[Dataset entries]
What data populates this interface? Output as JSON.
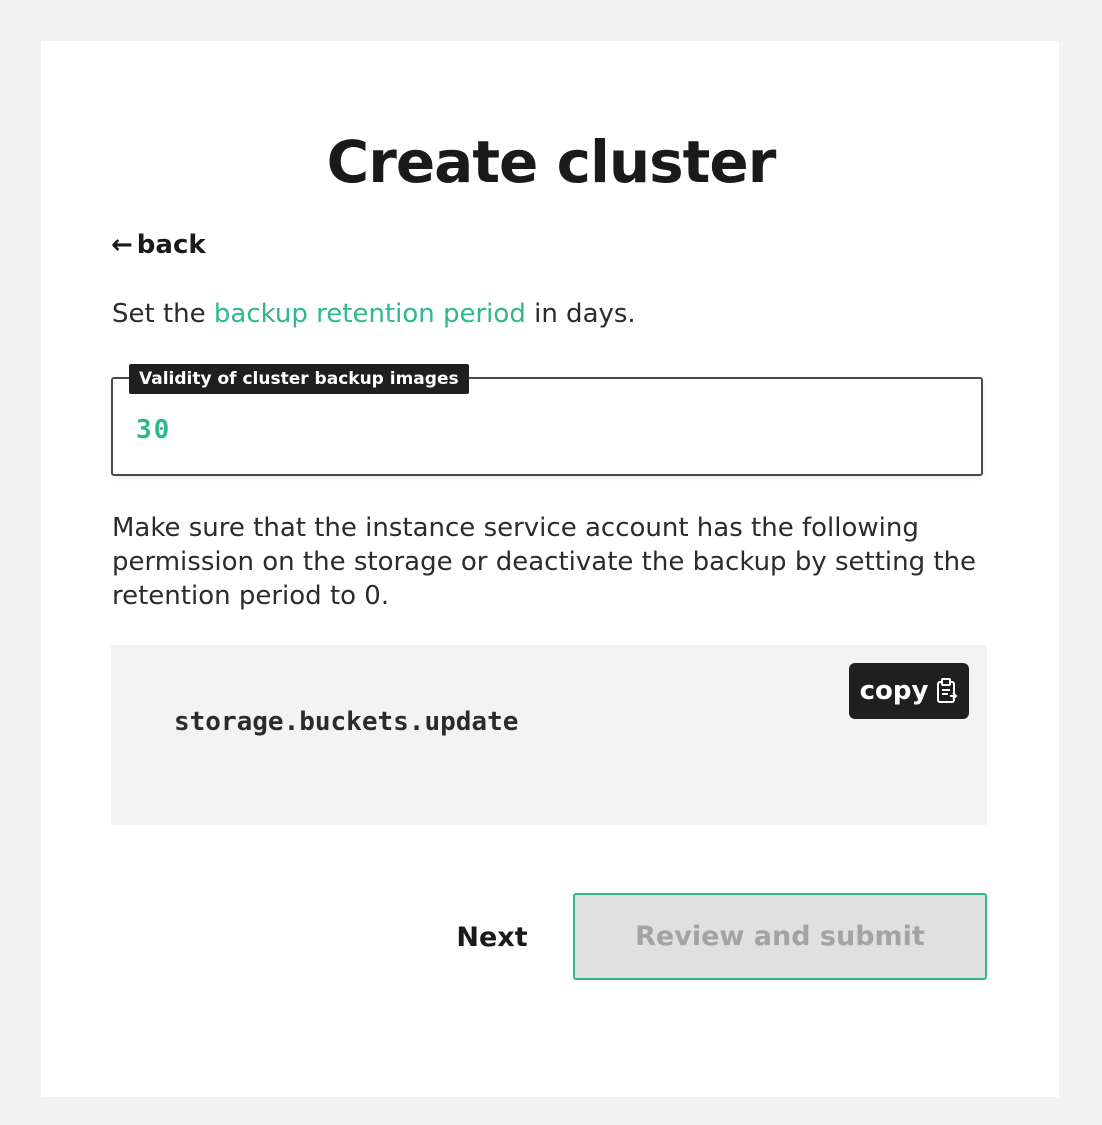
{
  "page": {
    "title": "Create cluster",
    "back_arrow": "←",
    "back_label": "back"
  },
  "instruction": {
    "prefix": "Set the ",
    "link": "backup retention period",
    "suffix": " in days."
  },
  "retention_field": {
    "label": "Validity of cluster backup images",
    "value": "30"
  },
  "note": "Make sure that the instance service account has the following permission on the storage or deactivate the backup by setting the retention period to 0.",
  "code_block": {
    "code": "storage.buckets.update",
    "copy_label": "copy",
    "copy_icon": "clipboard-icon"
  },
  "actions": {
    "next_label": "Next",
    "submit_label": "Review and submit",
    "submit_disabled": true
  },
  "colors": {
    "accent": "#2fb98a",
    "dark": "#1f1f1f",
    "background": "#f2f2f2"
  }
}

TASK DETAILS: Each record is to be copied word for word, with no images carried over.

OUTPUT FOR THIS TASK:
What data populates this interface? Output as JSON.
{
  "page": {
    "title": "Create cluster",
    "back_arrow": "←",
    "back_label": "back"
  },
  "instruction": {
    "prefix": "Set the ",
    "link": "backup retention period",
    "suffix": " in days."
  },
  "retention_field": {
    "label": "Validity of cluster backup images",
    "value": "30"
  },
  "note": "Make sure that the instance service account has the following permission on the storage or deactivate the backup by setting the retention period to 0.",
  "code_block": {
    "code": "storage.buckets.update",
    "copy_label": "copy",
    "copy_icon": "clipboard-icon"
  },
  "actions": {
    "next_label": "Next",
    "submit_label": "Review and submit",
    "submit_disabled": true
  },
  "colors": {
    "accent": "#2fb98a",
    "dark": "#1f1f1f",
    "background": "#f2f2f2"
  }
}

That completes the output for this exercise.